Since the beginning of the coalition we have heard reports of the "chemistry" between Nick Clegg and David Cameron and their harmonious working relationship. If the AV referendum achieves nothing else (and I have not lost hope and continue delivering the leaflets) it has exposed their relationship for what it is.
A complete page of the "No" leaflet is entirely devoted to Nick Clegg. To support the spurious argument that "AV leads to broken promises" we are told that Nick is unpopular because he broke his promises on four issues: job cuts, the VAT increase, tuition fees and public spending cuts.
The truth is that Clegg, to his shame and ours in my view, was the first to speak of "savage cuts" so the job cuts and public spending cuts are hardly a broken promise. He broke our promise not to increase VAT at the behest of a Tory Chancellor of the Exchequer who had implied a similar promise, and on tuition fees he reneged on his pledge (after having achieved some significant concessions) in order to go along with what the Tories wanted.

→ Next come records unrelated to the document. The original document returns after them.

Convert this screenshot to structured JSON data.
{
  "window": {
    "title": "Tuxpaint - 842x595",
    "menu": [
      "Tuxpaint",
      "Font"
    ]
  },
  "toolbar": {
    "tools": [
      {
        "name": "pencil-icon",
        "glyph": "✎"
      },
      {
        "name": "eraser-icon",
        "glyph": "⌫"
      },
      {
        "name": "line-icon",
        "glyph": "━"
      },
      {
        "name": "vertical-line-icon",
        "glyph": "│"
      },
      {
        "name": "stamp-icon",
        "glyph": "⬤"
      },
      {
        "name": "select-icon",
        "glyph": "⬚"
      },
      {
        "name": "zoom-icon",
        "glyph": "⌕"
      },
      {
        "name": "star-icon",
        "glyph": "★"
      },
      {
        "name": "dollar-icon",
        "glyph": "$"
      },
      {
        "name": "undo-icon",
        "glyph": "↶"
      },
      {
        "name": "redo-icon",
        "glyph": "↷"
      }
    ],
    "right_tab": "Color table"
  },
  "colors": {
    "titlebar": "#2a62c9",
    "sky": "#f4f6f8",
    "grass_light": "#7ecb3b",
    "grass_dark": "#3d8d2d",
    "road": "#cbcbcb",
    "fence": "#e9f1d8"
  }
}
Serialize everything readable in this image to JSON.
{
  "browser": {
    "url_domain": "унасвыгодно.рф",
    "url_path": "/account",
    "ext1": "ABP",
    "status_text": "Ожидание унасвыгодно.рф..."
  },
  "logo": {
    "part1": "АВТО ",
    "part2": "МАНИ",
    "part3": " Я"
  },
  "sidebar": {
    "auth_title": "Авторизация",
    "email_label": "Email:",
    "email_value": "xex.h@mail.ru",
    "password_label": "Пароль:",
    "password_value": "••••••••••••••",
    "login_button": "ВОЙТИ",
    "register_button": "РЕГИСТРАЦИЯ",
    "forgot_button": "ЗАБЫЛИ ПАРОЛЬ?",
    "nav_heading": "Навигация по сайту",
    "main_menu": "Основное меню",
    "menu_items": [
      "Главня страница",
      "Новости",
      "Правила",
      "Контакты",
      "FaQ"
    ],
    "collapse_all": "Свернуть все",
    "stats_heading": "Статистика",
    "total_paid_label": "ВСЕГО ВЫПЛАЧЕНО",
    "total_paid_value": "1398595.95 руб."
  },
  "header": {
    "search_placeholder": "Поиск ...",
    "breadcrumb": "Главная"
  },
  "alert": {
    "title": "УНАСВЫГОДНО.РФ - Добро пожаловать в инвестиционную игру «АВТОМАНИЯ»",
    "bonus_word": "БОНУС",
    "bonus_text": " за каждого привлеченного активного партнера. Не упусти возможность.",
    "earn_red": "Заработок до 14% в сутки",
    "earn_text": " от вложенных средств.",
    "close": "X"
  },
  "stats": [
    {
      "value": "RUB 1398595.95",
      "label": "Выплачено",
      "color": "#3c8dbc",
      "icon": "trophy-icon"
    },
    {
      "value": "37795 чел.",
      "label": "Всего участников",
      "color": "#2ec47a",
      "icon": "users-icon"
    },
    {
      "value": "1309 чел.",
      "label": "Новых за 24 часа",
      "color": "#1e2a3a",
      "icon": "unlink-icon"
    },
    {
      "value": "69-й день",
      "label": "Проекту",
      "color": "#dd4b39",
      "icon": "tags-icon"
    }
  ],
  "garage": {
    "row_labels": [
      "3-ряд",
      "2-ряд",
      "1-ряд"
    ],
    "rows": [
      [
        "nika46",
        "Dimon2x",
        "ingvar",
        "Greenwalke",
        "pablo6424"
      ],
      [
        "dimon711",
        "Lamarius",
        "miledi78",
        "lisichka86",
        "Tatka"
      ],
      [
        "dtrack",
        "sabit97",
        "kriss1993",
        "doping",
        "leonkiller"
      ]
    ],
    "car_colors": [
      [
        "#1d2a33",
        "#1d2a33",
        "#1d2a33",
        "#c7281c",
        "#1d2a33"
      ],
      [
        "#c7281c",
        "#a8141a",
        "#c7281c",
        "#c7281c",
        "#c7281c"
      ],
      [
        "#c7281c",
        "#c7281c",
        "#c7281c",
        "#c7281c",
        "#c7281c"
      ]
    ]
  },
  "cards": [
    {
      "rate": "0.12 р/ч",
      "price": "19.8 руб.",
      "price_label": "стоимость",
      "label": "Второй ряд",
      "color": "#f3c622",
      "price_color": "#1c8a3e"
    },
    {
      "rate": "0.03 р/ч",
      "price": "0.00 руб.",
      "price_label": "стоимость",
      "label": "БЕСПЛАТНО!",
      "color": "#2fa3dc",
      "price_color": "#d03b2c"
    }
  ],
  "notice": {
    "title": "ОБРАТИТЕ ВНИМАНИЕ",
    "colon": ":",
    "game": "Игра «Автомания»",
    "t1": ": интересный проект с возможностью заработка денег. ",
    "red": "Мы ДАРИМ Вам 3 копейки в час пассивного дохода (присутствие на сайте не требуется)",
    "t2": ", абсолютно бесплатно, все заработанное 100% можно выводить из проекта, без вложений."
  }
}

William Hague and others mouth the half-truth that since the "No" campaign is an independent organisation its leaflet is not the responsibility of the Conservative party. But we all know that the "No" campaign is over 90% funded by Tory donors and there is no doubt that Cameron could exercise a veto on any publicity material should he so wish.
So whatever the result of the referendum Nick Clegg should emerge from it as a wiser man. He should now know that whatever concessions to Liberal Democrat principles and policies he makes in an attempt to preserve the cosy relationship will be unscrupulously used to attack him and us when it suits the Tories' convenience. Hence we can in future expect a more robust promotion of our policies and a suitable distancing when the coalition's policies are the antithesis of ours.